WORK ORDER
Only lines that contain the word "deployer" are to be returned from the data below.

[Dataset rows for apps and sites]

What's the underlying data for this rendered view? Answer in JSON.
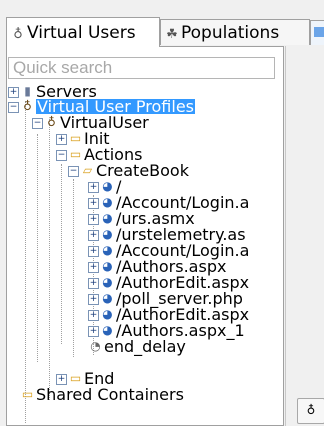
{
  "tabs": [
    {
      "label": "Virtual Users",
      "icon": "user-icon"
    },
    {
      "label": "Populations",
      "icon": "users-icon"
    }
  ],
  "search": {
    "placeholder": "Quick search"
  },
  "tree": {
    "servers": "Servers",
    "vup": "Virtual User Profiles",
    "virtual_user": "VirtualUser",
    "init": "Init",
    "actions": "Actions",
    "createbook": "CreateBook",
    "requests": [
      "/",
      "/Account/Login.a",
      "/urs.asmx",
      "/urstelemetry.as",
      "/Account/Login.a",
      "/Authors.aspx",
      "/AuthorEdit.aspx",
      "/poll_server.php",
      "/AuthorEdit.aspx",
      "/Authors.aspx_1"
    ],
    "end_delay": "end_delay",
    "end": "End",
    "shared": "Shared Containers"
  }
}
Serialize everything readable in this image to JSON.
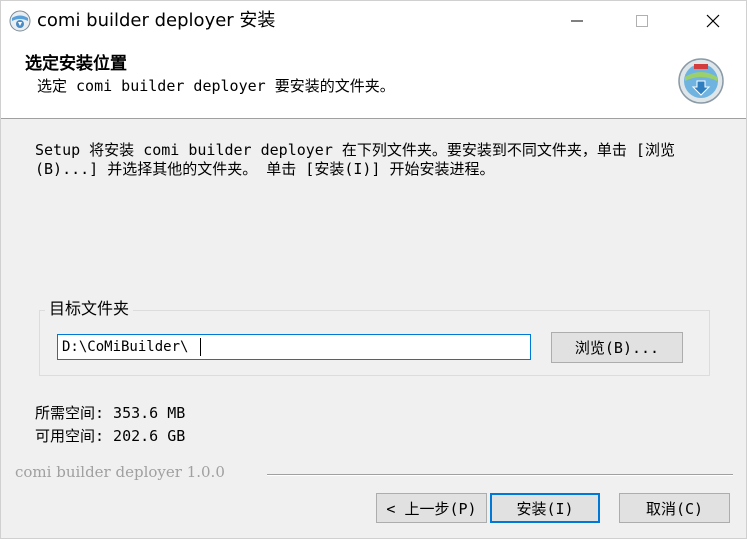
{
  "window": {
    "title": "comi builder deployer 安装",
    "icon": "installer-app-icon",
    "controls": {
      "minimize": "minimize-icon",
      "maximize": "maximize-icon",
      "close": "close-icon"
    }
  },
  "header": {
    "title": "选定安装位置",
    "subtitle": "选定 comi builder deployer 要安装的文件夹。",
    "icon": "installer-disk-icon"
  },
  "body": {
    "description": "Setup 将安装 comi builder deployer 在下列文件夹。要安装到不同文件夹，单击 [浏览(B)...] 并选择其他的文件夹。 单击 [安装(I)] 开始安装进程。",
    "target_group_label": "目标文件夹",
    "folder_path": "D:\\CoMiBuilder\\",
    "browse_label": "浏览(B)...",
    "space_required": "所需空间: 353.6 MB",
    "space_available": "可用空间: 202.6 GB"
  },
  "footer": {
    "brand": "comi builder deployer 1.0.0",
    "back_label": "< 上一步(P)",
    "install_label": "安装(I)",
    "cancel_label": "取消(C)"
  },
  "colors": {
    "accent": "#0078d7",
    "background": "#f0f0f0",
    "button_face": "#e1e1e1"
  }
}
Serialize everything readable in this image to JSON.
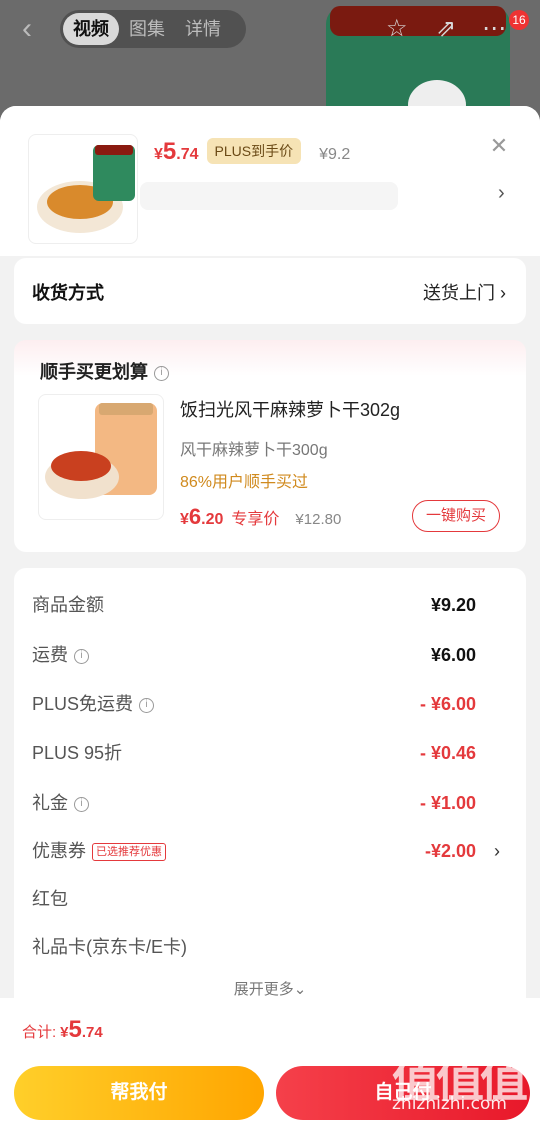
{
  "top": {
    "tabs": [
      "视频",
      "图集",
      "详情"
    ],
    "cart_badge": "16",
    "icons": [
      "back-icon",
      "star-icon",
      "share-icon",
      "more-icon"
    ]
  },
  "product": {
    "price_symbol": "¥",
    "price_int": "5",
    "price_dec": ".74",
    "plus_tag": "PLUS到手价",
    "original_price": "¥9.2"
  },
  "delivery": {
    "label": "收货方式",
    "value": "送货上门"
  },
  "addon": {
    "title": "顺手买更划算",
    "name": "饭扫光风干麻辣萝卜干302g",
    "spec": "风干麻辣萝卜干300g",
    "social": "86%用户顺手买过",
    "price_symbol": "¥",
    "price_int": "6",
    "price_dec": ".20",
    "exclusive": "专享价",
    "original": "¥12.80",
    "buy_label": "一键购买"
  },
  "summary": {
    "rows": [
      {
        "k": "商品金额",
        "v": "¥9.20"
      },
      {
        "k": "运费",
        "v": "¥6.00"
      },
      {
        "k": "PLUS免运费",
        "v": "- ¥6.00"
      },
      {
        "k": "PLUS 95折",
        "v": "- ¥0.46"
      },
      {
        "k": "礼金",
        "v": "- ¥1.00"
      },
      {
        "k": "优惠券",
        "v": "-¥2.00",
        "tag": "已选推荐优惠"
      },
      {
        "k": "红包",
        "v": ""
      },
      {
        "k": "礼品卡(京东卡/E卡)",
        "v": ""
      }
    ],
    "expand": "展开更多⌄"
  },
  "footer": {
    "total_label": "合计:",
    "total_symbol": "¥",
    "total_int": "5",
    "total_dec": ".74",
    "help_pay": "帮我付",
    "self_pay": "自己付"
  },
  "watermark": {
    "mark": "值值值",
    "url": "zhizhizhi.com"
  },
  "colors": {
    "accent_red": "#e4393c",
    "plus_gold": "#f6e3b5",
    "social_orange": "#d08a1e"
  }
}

RESPONSE BELOW
    "title": "comi builder deployer 安装",
    "subtitle": "选定 comi builder deployer 要安装的文件夹。",
    "description": "Setup 将安装 comi builder deployer 在下列文件夹。要安装到不同文件夹，单击 [浏览(B)...] 并选择其他的文件夹。 单击 [安装(I)] 开始安装进程。",
    "brand": "comi builder deployer 1.0.0",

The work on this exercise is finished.